Australia's government-owned National Broadband Network Company, NBN Co, has started deploying the first connections to the latest technology to be added to its so-called Multi-Technology Mix (MTM) model.
Unlike New Zealand, which stayed with Fibre-to-the-Premises (FTTP), Australia balked and went looking for a cheaper alternative. In doing so, the current Government rediscovered the old rule: you'll only get what you paid for!
In response to a rising tide of complaints from unhappy customers, NBN Co has now headed for a halfway house. Ignoring the fact that in Australia and New Zealand we use the spelling kerb, they're calling it Fibre-to-the-Curb.
As the former CEO of Internet Australia, I began calling for the introduction of this new technology about two or three years ago. So it's great to see it finally rolling out.
Some commentators have suggested it would have been better if it had been deployed from the start. The fact is it wasn't on the market back in 2009 when the NBN was launched, or in 2013 when NBN Co changed to the current flawed MTM version using Fibre-to-the-Node (FTTN).
The advantage of this new technology is the fibre is run through existing ducts under our footpaths rather than to nodes (big metal cabinets) at the end of the street, thus reducing reliance on Telstra's ageing and often pretty rundown copper wires.
For now, NBN Co will use the much shorter length of copper phone line from the street into homes or businesses.
This will deliver higher speeds than FTTN, but will not be as fast as FTTP. However, in time, an option will be there to replace the copper wire with fibre all the way into the premises.
NBN Co is only rolling out FTTC/K to about 1.5 million premises.
That's 1.5 out of more than 10 million across the country.
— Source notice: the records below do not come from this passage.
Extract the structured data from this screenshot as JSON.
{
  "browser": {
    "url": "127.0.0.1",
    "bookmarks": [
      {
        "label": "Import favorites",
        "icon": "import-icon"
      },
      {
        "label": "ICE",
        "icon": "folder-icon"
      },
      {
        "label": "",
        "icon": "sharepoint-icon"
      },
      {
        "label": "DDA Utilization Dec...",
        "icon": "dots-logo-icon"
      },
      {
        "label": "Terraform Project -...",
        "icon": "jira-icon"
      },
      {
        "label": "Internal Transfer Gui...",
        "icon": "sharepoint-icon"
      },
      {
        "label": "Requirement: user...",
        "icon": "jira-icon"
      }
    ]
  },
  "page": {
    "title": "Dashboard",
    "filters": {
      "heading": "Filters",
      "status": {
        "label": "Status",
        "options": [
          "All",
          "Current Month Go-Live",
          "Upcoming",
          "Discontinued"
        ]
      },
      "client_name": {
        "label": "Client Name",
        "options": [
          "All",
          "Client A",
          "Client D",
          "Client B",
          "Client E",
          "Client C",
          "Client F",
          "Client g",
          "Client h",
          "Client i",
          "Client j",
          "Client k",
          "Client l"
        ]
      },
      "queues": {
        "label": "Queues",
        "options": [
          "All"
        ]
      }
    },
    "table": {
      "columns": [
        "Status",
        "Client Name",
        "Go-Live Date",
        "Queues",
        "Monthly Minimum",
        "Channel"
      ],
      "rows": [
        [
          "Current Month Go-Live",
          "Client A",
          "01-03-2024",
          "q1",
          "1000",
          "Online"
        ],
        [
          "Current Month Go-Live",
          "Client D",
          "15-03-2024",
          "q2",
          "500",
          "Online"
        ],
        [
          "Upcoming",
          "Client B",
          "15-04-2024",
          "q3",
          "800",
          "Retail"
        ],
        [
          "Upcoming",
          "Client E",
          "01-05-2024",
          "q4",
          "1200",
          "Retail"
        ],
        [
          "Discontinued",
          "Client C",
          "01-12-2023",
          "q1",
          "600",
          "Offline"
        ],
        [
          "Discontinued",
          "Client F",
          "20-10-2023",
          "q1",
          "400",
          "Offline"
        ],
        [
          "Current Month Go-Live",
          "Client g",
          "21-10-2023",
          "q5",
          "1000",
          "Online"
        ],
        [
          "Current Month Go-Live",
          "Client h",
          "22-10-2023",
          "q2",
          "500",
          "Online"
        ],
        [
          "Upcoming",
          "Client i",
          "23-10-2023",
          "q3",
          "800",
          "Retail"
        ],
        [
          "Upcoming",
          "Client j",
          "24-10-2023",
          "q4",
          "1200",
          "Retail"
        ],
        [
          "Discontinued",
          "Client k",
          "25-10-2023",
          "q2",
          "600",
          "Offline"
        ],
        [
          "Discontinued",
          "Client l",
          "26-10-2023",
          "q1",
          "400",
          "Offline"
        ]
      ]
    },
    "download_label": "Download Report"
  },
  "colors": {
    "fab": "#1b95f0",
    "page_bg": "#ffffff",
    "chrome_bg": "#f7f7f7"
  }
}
For about 40% of NBN fixed-line users stuck with FTTN, there is no sign of them joining the 21st Century anytime soon.
Eventually, though, these customers will have to be upgraded to FTTP or FTTC/K.
Speaking back when I was still running Internet Australia, I noted: “Whoever is in government in 2020, when the rollout is due for completion, will have to deal with our biggest ever national infrastructure debacle. NBN Co will owe the government circa $19 billion, which it's having to borrow to complete the project and has no way of repaying any time soon."
"Internet Australia's expert advisors, and others, maintain that within 5 to 10 years the FTTN sections of the network will need to be replaced. No-one seems to know how many billions of dollars this will cost. Meanwhile, millions of hapless customers are suffering from slow and unreliable Internet services”.
In addition, NBN Co CEO Bill Morrow has just announced he's leaving the company at the end of the year.
My erstwhile colleague and former chair of Internet Australia, Anne Hurley, observed: “Mr. Morrow has been solidly behind the current flawed NBN strategy. His departure is a perfect opportunity for the Government to take a more sensible approach and look towards a long term solution to the mess that's been created in recent years."
"The Opposition should be consulted and all efforts made to develop an agreed strategy that provides certainty in terms of service delivery and ensures that we end up at the forefront of global broadband rollouts, not at the back of the field as we are now”.
Meanwhile, on the other side of the ditch in New Zealand they've worked out ways to cut the cost per installation of FTTP by 50%.
All Blacks, one - Australia, nil.